* **Requirement**
Search the records below for the word "title" and show every line where it occurs.

[Records shown — start]

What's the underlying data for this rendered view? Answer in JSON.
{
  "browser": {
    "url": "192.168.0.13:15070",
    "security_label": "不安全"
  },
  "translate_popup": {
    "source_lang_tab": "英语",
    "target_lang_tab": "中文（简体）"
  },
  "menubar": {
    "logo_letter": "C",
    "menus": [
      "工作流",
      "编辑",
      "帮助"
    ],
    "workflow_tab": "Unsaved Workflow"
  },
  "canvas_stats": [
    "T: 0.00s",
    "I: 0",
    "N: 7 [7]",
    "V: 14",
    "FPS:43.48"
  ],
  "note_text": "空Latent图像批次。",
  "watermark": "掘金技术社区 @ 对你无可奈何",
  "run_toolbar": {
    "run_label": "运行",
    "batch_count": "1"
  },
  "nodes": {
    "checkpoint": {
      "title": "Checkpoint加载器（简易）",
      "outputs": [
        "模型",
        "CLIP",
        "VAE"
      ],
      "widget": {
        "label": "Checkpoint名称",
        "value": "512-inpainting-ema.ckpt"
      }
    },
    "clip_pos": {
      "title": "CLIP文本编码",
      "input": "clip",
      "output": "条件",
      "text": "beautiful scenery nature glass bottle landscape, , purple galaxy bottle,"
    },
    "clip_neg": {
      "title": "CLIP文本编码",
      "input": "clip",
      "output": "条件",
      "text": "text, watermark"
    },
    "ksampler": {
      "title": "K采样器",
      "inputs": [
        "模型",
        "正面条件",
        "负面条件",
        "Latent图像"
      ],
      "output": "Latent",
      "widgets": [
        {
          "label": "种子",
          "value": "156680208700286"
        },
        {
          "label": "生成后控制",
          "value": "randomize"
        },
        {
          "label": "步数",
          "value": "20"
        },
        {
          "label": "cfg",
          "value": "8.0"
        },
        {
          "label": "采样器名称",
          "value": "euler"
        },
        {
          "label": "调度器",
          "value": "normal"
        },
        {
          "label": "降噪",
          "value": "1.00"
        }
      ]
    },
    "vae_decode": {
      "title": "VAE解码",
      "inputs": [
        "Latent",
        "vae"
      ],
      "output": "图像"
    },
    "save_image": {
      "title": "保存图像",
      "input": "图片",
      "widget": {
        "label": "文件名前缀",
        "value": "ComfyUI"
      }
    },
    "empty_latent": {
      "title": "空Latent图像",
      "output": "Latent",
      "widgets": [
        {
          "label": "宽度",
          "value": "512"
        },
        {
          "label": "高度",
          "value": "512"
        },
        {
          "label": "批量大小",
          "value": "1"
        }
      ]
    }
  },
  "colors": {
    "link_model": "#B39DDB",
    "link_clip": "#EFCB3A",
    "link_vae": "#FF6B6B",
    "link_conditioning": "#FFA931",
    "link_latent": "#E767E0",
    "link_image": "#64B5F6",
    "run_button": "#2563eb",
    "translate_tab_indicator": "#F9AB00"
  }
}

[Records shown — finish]

* **Written solution**
      "title": "Checkpoint加载器（简易）",
      "title": "CLIP文本编码",
      "title": "CLIP文本编码",
      "title": "K采样器",
      "title": "VAE解码",
      "title": "保存图像",
      "title": "空Latent图像",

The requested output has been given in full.